Items from an interface collection:
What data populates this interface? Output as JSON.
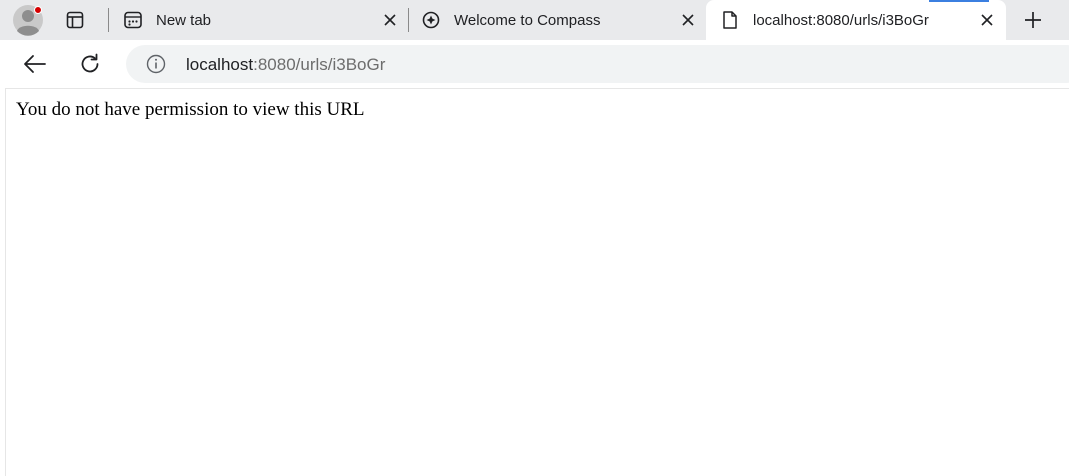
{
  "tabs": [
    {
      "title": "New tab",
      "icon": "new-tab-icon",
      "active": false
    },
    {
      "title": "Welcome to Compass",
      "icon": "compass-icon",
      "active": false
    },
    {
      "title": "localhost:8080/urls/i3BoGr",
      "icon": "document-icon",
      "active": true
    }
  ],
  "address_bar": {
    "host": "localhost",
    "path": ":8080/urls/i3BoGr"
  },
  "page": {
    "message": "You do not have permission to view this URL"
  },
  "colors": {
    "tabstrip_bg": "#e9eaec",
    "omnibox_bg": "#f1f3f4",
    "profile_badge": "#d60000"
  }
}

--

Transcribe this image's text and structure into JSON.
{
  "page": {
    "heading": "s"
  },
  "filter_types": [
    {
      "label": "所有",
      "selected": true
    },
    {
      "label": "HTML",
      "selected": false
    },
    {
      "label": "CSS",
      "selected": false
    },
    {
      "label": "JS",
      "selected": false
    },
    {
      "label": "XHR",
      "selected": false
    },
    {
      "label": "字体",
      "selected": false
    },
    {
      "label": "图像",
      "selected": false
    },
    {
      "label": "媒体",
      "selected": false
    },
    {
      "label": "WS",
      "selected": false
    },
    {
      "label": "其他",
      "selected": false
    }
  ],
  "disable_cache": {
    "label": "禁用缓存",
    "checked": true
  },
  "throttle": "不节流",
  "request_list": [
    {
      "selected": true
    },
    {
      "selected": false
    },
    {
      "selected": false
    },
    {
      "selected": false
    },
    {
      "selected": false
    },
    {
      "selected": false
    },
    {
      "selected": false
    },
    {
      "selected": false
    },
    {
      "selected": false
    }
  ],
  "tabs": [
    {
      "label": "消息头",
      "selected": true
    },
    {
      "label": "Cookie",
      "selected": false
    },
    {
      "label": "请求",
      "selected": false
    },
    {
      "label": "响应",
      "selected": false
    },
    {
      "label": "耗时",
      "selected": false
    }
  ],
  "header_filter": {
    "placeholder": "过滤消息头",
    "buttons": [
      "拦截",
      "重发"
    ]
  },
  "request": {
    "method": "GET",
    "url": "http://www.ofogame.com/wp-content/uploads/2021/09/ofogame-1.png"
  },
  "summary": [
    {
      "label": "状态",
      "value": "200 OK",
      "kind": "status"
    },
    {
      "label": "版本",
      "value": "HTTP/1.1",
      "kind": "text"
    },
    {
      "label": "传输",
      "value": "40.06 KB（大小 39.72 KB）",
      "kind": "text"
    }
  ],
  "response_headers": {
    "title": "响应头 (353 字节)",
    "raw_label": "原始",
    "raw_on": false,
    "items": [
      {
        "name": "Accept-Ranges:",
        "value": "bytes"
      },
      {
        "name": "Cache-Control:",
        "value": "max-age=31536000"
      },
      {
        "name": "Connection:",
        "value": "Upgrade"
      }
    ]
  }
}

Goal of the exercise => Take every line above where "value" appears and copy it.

Task answer =>
      "value": "200 OK",
      "value": "HTTP/1.1",
      "value": "40.06 KB（大小 39.72 KB）",
        "value": "bytes"
        "value": "max-age=31536000"
        "value": "Upgrade"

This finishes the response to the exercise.